Notwithstanding that many of the ablest Biblical expositors and theologians rightly regard the Romish church as the apocalyptic, “Babylon the great, the mother of harlots and abominations of the earth the woman drunken with the blood of the saints, and the blood of the martyrs of Jesus,” some church historians and some professors in Theological Seminaries, treat her as the “Christian church,” and the true witnessing church as “heretics” and “heresies.” Surely, it is high time this was reversed.
Baptist churches being regarded as but one among the Reformation sects, no wonder there is so little interest in Baptist history that several of the best publications on Baptist history, by the American Baptist Publication Society, have hardly returned the financial outlay in publishing them. Regarding Baptists but one of modern sects, thinking and conscientious people naturally reject their exclusive claims and practices. Seeing this, Baptist opponents leave “unturned no stone” to teach the people that Baptist churches are in origin “but of yesterday.” In this, Baptist opponents are wiser than Baptists who are content that Baptist Church Perpetuity be presented as a trifle.
Seeing that one man has as much right to originate a church as has another, ambitious and designing men, by originating new sects, are continuously adding to the babel of sectarianism. Thus the answer to Christ's prayer — “that they may all be one…, that the world may believe that thou hast sent me” — is hindered and infidelity is perpetuated.
Calling on God to witness his sincerity, the author of this book gladly expresses his Christian affection for every blood-washed soul — whatever may be his or her creed.
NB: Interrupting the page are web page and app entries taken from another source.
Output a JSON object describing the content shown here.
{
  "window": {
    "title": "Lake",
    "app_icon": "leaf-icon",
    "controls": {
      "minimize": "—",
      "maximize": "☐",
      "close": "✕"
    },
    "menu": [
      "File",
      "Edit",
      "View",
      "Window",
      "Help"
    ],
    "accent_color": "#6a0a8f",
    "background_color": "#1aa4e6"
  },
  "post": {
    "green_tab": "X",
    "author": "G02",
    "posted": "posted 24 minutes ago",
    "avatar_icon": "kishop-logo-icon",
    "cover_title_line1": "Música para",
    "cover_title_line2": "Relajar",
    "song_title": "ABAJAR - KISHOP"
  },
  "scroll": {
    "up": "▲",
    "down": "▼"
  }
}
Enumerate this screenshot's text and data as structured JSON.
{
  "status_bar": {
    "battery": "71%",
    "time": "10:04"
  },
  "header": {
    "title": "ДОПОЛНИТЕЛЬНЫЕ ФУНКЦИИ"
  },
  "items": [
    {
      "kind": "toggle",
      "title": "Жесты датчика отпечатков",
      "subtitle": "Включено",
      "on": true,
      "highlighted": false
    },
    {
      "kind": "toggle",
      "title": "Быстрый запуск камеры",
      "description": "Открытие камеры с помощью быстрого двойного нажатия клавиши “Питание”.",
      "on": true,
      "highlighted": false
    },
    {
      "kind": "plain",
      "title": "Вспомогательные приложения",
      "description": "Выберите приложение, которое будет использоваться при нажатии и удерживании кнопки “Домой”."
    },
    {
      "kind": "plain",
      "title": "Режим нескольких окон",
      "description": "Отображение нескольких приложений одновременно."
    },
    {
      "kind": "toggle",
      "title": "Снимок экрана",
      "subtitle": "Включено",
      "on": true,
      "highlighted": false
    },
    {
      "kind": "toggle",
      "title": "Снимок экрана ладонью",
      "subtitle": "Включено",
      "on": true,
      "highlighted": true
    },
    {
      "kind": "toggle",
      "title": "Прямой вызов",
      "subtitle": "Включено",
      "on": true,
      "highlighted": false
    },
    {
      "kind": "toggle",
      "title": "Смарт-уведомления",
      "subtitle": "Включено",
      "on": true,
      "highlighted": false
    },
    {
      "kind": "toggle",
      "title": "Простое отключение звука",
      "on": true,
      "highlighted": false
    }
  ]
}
He begs that this book be taken not as an assault on any dear child of God, but as a Biblical and historical exposition and demonstration of very important practical truth — truth sorely needed for this falsely liberal and sectarian age.
The book has been worded and the proof read by time snatched in revival meetings from needed rest. For any little oversights which possibly may appear in it, let this be the explanation. Nearly all quotations within this volume having been made in person by its author — excepting a very few, and they from reliable sources — the reader can use them with the greatest assurance.
The author thanking the public for the generous reception given his other books, which has encouraged him to send this one out, with profound gratitude to God for the opportunity and the grace to publish this one, signs himself,
A SINNER SAVED BY GRACE,